Hello I am Keith McDonald, nick name Killer Keith and hunting my whole life, 45-50 years, deer hunting, bear hunting, moose hunting, turkey hunting, you name it, I have hunted it. I am a licensed Maine guide. I've hunted in Alaska. I've hunted in Canada. I've hunted in Newfoundland. I've been everywhere, everywhere I've hunted
Now I have people come and take private shooting lessons, maybe 100 a year, and a lot of them have been hunting for 20 years, and they've been avid bird hunters, hunting northern Maine, grouse hunting. And so they go up every year hunting and just before they go up to hunt, they go up and they practice with two whole boxes of shells, they shoot 50 rounds with their guns, and now they go bird hunting. They been doing this for 20 years. They're no better shot now than they were 20 years ago. Good practice is important and that's where the big kicker comes. People tend to practice shooting the way they were taught by their father, their uncle, their buddy who was a hunter, and a lot of those people haven't a clue what they're doing. I teach people a system of shooting a shotgun, where when you miss, you break it down into its parts and you say "Ok this is what broke down, I did this wrong" and then you fix it.

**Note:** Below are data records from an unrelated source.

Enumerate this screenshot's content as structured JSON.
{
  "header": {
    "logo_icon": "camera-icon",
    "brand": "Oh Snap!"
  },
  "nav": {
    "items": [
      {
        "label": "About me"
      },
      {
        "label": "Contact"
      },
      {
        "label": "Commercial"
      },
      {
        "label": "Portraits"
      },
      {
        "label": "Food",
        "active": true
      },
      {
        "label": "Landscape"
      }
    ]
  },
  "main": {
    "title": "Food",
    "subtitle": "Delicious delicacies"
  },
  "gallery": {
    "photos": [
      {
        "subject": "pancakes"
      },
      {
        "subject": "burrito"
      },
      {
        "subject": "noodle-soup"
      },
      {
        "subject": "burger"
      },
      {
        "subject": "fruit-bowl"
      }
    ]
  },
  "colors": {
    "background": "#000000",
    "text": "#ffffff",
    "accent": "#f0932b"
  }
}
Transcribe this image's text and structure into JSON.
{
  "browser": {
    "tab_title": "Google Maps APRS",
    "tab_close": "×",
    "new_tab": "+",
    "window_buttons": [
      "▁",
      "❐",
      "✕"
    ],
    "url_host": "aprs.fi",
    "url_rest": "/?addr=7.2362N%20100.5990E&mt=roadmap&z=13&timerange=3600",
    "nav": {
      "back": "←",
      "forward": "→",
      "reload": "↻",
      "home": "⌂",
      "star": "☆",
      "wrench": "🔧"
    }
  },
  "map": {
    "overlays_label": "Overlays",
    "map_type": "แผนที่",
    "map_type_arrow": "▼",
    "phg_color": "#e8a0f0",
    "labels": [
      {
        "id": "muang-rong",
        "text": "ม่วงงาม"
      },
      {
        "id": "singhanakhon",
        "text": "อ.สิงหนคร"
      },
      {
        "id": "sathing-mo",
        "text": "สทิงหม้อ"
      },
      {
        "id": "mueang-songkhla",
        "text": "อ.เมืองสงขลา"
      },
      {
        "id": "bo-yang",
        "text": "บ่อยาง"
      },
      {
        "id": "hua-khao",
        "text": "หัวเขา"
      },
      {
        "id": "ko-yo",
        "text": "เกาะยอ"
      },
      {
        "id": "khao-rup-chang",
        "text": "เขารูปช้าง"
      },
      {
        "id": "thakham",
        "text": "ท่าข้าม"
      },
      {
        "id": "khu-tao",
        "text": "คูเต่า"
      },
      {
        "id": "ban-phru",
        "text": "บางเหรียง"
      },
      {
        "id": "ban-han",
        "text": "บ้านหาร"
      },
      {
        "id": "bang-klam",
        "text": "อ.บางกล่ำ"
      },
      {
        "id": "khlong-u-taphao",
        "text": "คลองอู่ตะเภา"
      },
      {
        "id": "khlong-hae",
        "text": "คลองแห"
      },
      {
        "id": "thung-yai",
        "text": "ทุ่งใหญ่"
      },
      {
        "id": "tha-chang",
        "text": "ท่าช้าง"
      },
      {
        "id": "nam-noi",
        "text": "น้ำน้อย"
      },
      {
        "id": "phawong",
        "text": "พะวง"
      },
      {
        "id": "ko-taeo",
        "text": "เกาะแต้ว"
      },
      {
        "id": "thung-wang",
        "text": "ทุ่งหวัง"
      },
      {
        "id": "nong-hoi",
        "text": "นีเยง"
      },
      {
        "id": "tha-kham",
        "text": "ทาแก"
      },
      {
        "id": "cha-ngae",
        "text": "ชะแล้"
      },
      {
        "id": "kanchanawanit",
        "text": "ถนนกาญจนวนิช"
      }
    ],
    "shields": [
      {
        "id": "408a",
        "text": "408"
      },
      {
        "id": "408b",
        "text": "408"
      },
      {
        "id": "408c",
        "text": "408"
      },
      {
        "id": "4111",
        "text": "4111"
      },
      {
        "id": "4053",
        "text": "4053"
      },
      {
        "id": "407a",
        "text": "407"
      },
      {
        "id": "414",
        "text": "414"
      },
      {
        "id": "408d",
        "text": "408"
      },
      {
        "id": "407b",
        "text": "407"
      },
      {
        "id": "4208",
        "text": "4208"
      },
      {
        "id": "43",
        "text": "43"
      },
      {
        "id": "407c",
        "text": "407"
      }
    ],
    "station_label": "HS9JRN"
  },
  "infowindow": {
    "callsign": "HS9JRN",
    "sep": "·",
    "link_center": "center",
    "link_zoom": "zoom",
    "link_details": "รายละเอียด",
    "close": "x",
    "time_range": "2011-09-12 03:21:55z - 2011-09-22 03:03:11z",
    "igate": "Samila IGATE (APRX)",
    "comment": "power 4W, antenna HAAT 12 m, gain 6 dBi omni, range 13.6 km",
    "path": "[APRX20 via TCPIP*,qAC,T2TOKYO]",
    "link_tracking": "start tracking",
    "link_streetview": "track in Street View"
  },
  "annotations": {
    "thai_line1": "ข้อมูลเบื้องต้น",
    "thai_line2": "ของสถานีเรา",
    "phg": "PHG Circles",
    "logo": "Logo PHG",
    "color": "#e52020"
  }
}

The biggest reasons we miss, I do seminars on shotgun shooting, and so I say "What do you think is the number one reason you miss a bird or a clay target, either one with a shotgun" and I'll look at the people in the gallery there and I ask "What do you think?" and they come up with all these different reasons. Well I've done enough of this to know what the number one reason is. The number one reason people miss with a shotgun is the bead at the end of the barrel. And they don't point the gun, they aim it. They aim it like a rifle, they focus on that bead and try to aim at a target that's flying through the sky. You can't do that, it doesn't work. They don't know that, but they get away with it once in a while. Another big thing that I see people doing is they don't worry too much about muzzle speed, how fast you're swinging the gun. And so the bird might fly up and get ahead of you and you come up behind with a gun traveling three times the speed the bird's flying, because you gotta catch it, and they quick sweep through it and pull the trigger when they get to it, or somewhere near it. So the bird's flying, the gun is just a flash to the bird. Your trigger timing needs to be so perfect when you do that. You may do that, and it looks impressive: "Did you see how fast he followed that?" But have him shoot at ten birds, he won't get ten of them, he won't get half of them, because that'll bite you. The idea of that is, let the bird drive the gun, your speed of swing is regulated by the bird's speed, they're both the same. The closer they are to being the same, the easier it is to shoot a shotgun.